Records from a data collection
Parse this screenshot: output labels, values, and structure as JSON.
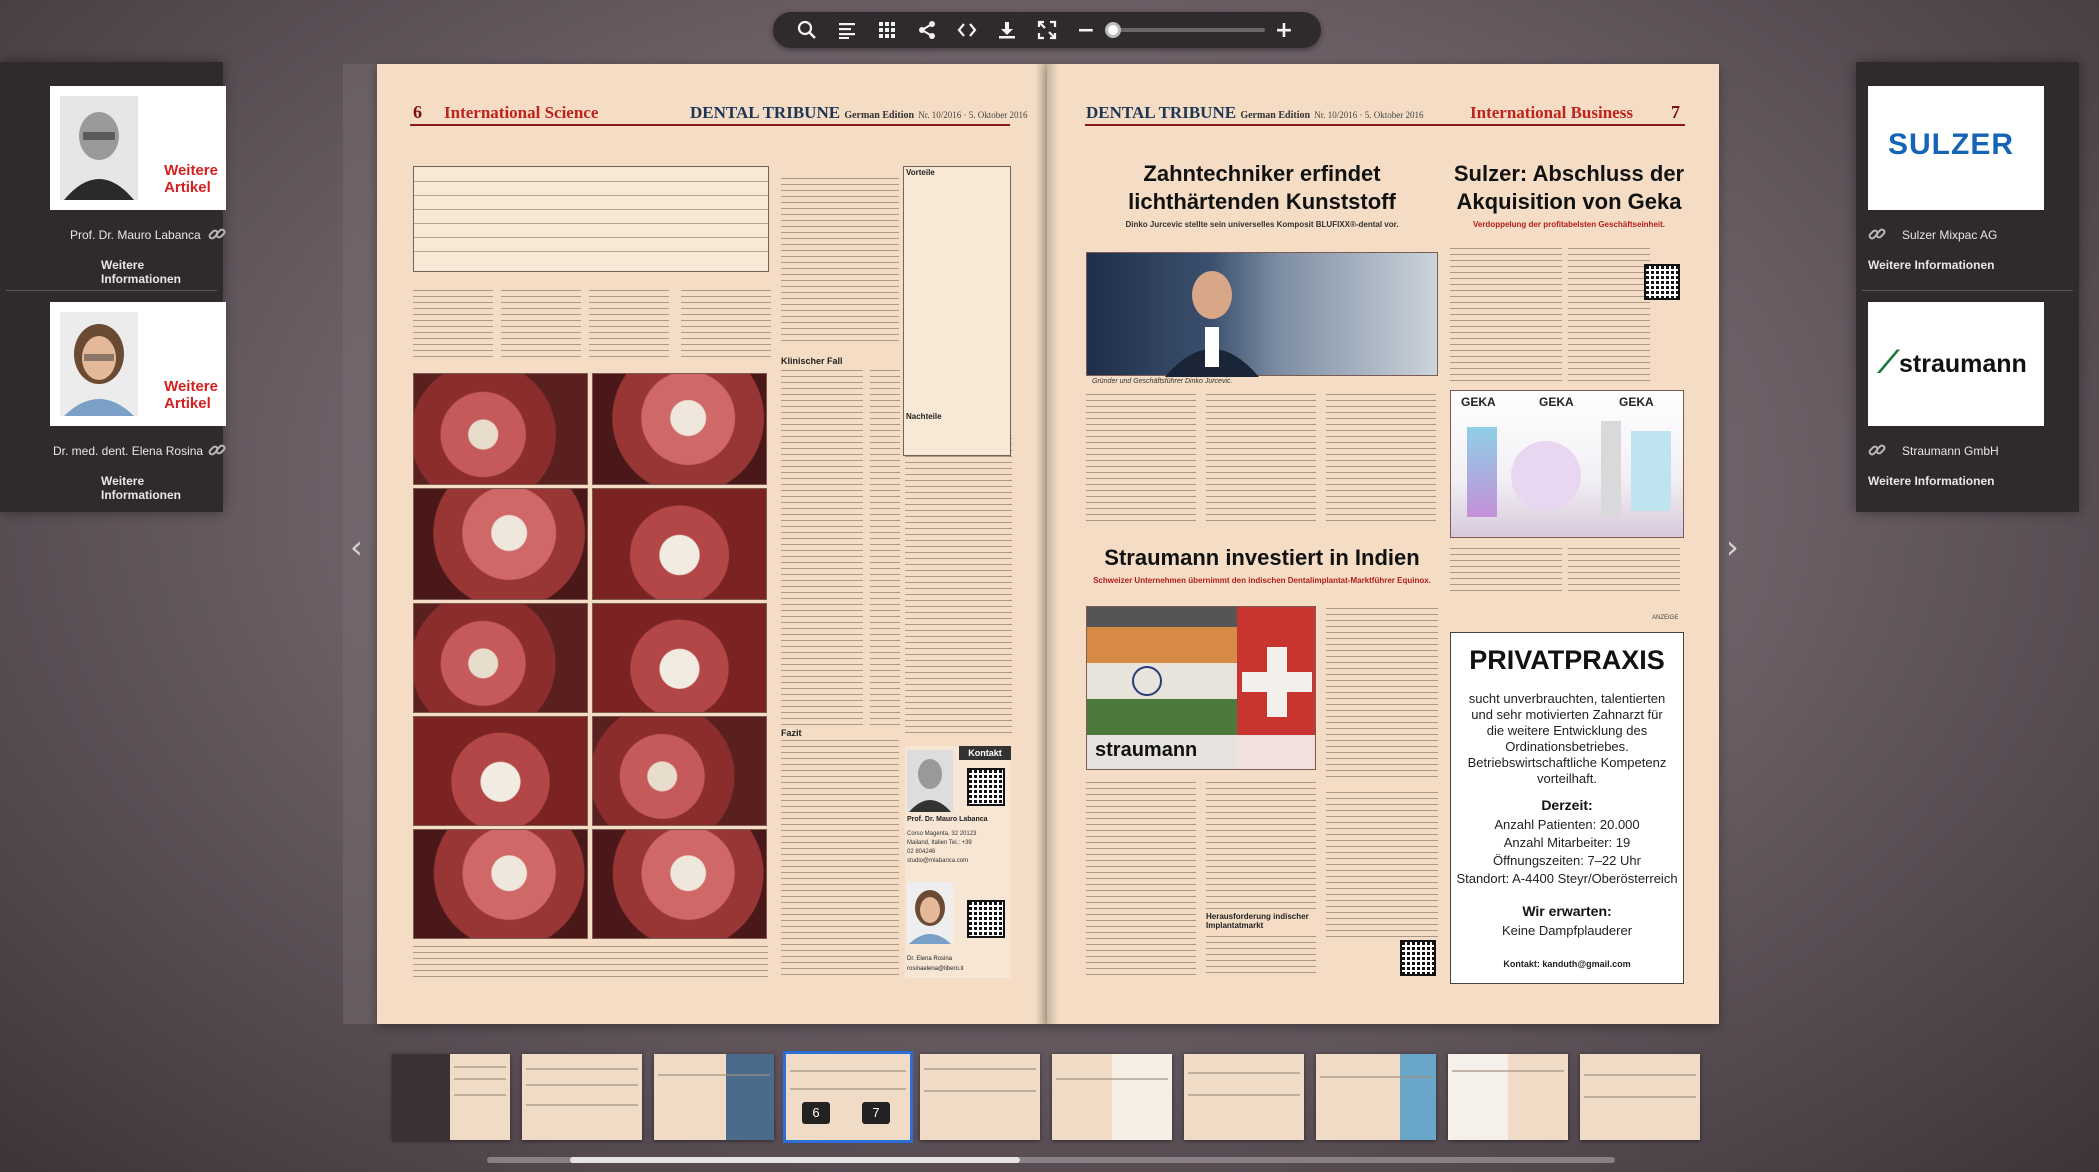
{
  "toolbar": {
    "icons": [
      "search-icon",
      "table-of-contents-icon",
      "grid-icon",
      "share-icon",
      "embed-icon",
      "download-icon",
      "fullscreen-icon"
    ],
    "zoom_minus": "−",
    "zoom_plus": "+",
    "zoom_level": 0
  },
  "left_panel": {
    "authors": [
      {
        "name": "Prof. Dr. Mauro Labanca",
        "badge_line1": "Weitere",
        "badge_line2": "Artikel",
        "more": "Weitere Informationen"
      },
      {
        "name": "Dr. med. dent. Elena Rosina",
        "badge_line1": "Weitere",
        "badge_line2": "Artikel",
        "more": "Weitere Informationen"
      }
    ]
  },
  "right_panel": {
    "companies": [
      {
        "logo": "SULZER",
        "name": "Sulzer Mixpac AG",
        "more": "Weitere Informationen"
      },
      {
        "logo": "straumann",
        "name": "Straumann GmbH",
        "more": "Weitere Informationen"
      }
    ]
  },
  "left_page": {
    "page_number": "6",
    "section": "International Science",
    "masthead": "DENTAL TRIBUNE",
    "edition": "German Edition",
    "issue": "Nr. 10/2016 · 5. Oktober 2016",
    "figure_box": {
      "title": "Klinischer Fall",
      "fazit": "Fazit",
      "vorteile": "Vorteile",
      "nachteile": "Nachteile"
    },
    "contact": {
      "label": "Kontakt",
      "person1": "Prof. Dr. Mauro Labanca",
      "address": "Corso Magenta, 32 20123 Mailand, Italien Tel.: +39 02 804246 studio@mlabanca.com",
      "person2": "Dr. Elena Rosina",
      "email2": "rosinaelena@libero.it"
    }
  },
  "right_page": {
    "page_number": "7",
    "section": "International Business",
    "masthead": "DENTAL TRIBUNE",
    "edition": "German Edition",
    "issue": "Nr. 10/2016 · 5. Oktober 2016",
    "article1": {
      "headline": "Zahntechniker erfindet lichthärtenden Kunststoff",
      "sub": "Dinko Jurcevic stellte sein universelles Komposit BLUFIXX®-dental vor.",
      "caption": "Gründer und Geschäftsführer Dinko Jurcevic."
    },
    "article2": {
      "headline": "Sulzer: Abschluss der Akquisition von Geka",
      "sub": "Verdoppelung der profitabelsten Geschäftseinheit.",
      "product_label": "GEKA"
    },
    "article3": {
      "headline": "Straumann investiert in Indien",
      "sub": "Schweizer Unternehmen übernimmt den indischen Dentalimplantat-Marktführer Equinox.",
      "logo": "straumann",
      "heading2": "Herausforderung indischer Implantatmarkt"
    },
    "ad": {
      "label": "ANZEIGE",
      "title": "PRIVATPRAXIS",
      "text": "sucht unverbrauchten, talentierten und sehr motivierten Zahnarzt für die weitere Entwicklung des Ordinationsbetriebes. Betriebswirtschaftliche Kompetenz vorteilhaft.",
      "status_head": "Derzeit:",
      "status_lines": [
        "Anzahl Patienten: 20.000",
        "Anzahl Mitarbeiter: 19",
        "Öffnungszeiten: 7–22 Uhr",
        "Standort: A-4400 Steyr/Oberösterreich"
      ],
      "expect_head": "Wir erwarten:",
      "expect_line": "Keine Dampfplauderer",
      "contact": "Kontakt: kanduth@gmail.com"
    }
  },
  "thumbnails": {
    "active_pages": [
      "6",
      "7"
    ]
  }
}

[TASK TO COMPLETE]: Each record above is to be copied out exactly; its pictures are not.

[SOLUTION TO THIS PROBLEM]:
Parse this screenshot: output labels, values, and structure as JSON.
{
  "toolbar": {
    "icons": [
      "search-icon",
      "table-of-contents-icon",
      "grid-icon",
      "share-icon",
      "embed-icon",
      "download-icon",
      "fullscreen-icon"
    ],
    "zoom_minus": "−",
    "zoom_plus": "+",
    "zoom_level": 0
  },
  "left_panel": {
    "authors": [
      {
        "name": "Prof. Dr. Mauro Labanca",
        "badge_line1": "Weitere",
        "badge_line2": "Artikel",
        "more": "Weitere Informationen"
      },
      {
        "name": "Dr. med. dent. Elena Rosina",
        "badge_line1": "Weitere",
        "badge_line2": "Artikel",
        "more": "Weitere Informationen"
      }
    ]
  },
  "right_panel": {
    "companies": [
      {
        "logo": "SULZER",
        "name": "Sulzer Mixpac AG",
        "more": "Weitere Informationen"
      },
      {
        "logo": "straumann",
        "name": "Straumann GmbH",
        "more": "Weitere Informationen"
      }
    ]
  },
  "left_page": {
    "page_number": "6",
    "section": "International Science",
    "masthead": "DENTAL TRIBUNE",
    "edition": "German Edition",
    "issue": "Nr. 10/2016 · 5. Oktober 2016",
    "figure_box": {
      "title": "Klinischer Fall",
      "fazit": "Fazit",
      "vorteile": "Vorteile",
      "nachteile": "Nachteile"
    },
    "contact": {
      "label": "Kontakt",
      "person1": "Prof. Dr. Mauro Labanca",
      "address": "Corso Magenta, 32 20123 Mailand, Italien Tel.: +39 02 804246 studio@mlabanca.com",
      "person2": "Dr. Elena Rosina",
      "email2": "rosinaelena@libero.it"
    }
  },
  "right_page": {
    "page_number": "7",
    "section": "International Business",
    "masthead": "DENTAL TRIBUNE",
    "edition": "German Edition",
    "issue": "Nr. 10/2016 · 5. Oktober 2016",
    "article1": {
      "headline": "Zahntechniker erfindet lichthärtenden Kunststoff",
      "sub": "Dinko Jurcevic stellte sein universelles Komposit BLUFIXX®-dental vor.",
      "caption": "Gründer und Geschäftsführer Dinko Jurcevic."
    },
    "article2": {
      "headline": "Sulzer: Abschluss der Akquisition von Geka",
      "sub": "Verdoppelung der profitabelsten Geschäftseinheit.",
      "product_label": "GEKA"
    },
    "article3": {
      "headline": "Straumann investiert in Indien",
      "sub": "Schweizer Unternehmen übernimmt den indischen Dentalimplantat-Marktführer Equinox.",
      "logo": "straumann",
      "heading2": "Herausforderung indischer Implantatmarkt"
    },
    "ad": {
      "label": "ANZEIGE",
      "title": "PRIVATPRAXIS",
      "text": "sucht unverbrauchten, talentierten und sehr motivierten Zahnarzt für die weitere Entwicklung des Ordinationsbetriebes. Betriebswirtschaftliche Kompetenz vorteilhaft.",
      "status_head": "Derzeit:",
      "status_lines": [
        "Anzahl Patienten: 20.000",
        "Anzahl Mitarbeiter: 19",
        "Öffnungszeiten: 7–22 Uhr",
        "Standort: A-4400 Steyr/Oberösterreich"
      ],
      "expect_head": "Wir erwarten:",
      "expect_line": "Keine Dampfplauderer",
      "contact": "Kontakt: kanduth@gmail.com"
    }
  },
  "thumbnails": {
    "active_pages": [
      "6",
      "7"
    ]
  }
}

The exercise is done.